Local authorities in England have maintained their overall capital spending levels, according to the National Audit Office, but face pressure to meet debt servicing costs and to maintain investment levels in their existing asset bases.
Since 2010-11, local authorities have faced less pressure on their resources to support capital expenditure as compared to revenue. Local authorities’ revenue spending power – including government grant and council tax – fell by 25.2% in real terms from 2010-11 to 2015-16. By contrast, the NAO estimates that capital grants to authorities increased by 0.2% from 2010-11 to 2014-15, although this does not include education.
Capital spending by authorities increased by 5.3% in real terms overall between 2010-11 and 2014-15, but this is uneven across local authorities and service areas. Almost half (49%) of authorities reduced their capital spending.
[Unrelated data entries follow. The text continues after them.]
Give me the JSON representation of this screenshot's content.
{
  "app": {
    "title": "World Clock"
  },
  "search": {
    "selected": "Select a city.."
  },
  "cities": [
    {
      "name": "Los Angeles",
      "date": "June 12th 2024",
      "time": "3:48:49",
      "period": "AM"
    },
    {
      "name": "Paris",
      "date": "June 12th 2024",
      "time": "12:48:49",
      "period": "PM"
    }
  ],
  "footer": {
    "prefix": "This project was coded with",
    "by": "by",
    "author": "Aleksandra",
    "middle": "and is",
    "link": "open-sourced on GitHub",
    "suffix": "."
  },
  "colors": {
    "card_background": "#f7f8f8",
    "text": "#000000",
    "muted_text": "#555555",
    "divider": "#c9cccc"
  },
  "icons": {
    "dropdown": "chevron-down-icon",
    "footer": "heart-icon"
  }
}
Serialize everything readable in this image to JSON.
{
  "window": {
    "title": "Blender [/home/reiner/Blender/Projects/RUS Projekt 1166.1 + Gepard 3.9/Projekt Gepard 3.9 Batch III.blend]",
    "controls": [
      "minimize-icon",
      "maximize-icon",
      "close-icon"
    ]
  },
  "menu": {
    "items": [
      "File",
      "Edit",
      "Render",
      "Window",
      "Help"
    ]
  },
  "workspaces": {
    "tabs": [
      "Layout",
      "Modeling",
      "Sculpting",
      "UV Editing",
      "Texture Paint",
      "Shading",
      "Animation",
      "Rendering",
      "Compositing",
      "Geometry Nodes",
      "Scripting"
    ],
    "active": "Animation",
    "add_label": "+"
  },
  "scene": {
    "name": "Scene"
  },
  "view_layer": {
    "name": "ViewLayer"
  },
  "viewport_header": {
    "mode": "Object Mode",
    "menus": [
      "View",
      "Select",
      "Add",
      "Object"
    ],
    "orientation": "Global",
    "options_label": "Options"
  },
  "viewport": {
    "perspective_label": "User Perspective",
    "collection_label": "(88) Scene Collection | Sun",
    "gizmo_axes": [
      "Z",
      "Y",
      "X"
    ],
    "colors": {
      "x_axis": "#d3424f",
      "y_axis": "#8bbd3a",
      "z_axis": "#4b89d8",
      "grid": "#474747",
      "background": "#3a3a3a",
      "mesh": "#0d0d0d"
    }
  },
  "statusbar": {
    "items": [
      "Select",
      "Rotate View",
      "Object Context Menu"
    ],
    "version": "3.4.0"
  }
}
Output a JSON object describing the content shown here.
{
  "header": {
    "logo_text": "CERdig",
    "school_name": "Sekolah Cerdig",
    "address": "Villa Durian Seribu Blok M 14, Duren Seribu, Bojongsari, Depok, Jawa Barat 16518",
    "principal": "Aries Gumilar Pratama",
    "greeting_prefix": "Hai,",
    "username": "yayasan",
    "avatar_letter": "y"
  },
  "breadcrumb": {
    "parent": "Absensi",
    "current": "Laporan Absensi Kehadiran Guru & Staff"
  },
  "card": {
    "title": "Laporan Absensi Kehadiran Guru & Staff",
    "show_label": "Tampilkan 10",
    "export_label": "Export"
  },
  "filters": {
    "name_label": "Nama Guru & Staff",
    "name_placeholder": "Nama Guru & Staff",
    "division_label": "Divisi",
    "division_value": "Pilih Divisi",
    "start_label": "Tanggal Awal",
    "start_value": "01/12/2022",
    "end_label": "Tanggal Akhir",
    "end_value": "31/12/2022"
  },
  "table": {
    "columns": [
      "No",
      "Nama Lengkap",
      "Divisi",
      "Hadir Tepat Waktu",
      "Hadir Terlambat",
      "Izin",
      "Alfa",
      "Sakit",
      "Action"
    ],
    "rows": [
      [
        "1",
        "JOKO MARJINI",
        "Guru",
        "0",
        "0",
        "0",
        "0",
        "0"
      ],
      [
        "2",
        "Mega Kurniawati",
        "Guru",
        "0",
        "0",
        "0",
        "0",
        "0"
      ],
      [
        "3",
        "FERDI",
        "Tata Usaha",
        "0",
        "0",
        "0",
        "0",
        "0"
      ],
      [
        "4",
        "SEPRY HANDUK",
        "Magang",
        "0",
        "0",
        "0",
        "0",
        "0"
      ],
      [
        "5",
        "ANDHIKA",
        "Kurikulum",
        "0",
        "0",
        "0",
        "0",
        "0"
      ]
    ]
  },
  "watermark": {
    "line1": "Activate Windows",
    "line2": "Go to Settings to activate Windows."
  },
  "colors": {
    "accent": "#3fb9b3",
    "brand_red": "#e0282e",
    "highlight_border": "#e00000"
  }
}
Most service areas saw an increase in capital spend with the exception of culture and leisure: capital spending fell by 22% overall in this area, including reductions in spend of 33% on open spaces and 60% on libraries.
Today’s report found that authorities face a growing challenge to continue long-term investment in their existing assets. Total spending has remained stable, but increasingly capital activities are focused on ‘invest to save’ and growth schemes that cover their costs or have potential to deliver a revenue return. Many areas of authorities’ asset management programmes do not meet these criteria and are now seen as a lower priority.
According to the NAO, local authorities’ debt servicing costs have grown as a proportion of revenue spending as their revenue resources have fallen. A quarter of single-tier and county councils now spend the equivalent of 9.9% or more of their revenue expenditure on debt servicing, with metropolitan district councils being particularly exposed.
The Department for Communities and Local Government takes its assurance from its devolved framework for capital, which provides assurance on financial sustainability at authority level, but does not provide a mechanism for identifying trends and issues across the sector. As a result, the Department has limited insight into broad changes in authorities’ capital resourcing and spending as well as associated risks.
According to the NAO, the Department rightly focused on revenue issues in the 2015 Spending Review but in future reviews will need to focus more on capital. The Department is confident from its engagement with authorities that revenue pressures are their main concern, however the NAO’s analysis demonstrates that capital costs exert significant and growing pressure on revenue resources. The Department told the NAO it recognises there is room for improvement in relation to its understanding of capital in future spending reviews.